The task: Report each line of the records below that holds the word "TICKETS".

Stored data:
**********
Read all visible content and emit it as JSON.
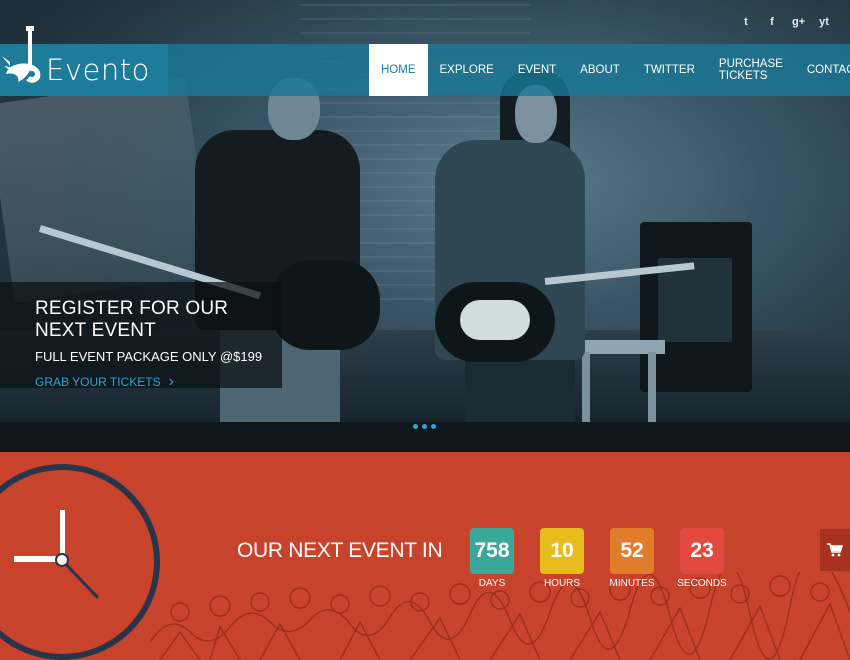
{
  "social": {
    "twitter": "t",
    "facebook": "f",
    "googleplus": "g+",
    "youtube": "yt"
  },
  "logo": {
    "name": "Evento"
  },
  "nav": {
    "items": [
      {
        "label": "HOME"
      },
      {
        "label": "EXPLORE"
      },
      {
        "label": "EVENT"
      },
      {
        "label": "ABOUT"
      },
      {
        "label": "TWITTER"
      },
      {
        "label": "PURCHASE TICKETS"
      },
      {
        "label": "CONTACT"
      }
    ],
    "active_index": 0
  },
  "promo": {
    "title": "REGISTER FOR OUR NEXT EVENT",
    "subtitle": "FULL EVENT PACKAGE ONLY @$199",
    "link": "GRAB YOUR TICKETS",
    "link_arrow": "›"
  },
  "countdown": {
    "title": "OUR NEXT EVENT IN",
    "units": [
      {
        "value": "758",
        "label": "DAYS",
        "color": "#3aa898"
      },
      {
        "value": "10",
        "label": "HOURS",
        "color": "#e6bd1c"
      },
      {
        "value": "52",
        "label": "MINUTES",
        "color": "#e27d2c"
      },
      {
        "value": "23",
        "label": "SECONDS",
        "color": "#e34a3f"
      }
    ]
  },
  "colors": {
    "primary": "#1d7c9a",
    "accent": "#2aa7d8",
    "countdown_bg": "#c8432b",
    "clock_ring": "#27344a"
  },
  "icons": {
    "cart": "shopping-cart-icon",
    "logo": "guitar-wing-icon"
  }
}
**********
Task solution:
        "label": "PURCHASE TICKETS"
    "link": "GRAB YOUR TICKETS",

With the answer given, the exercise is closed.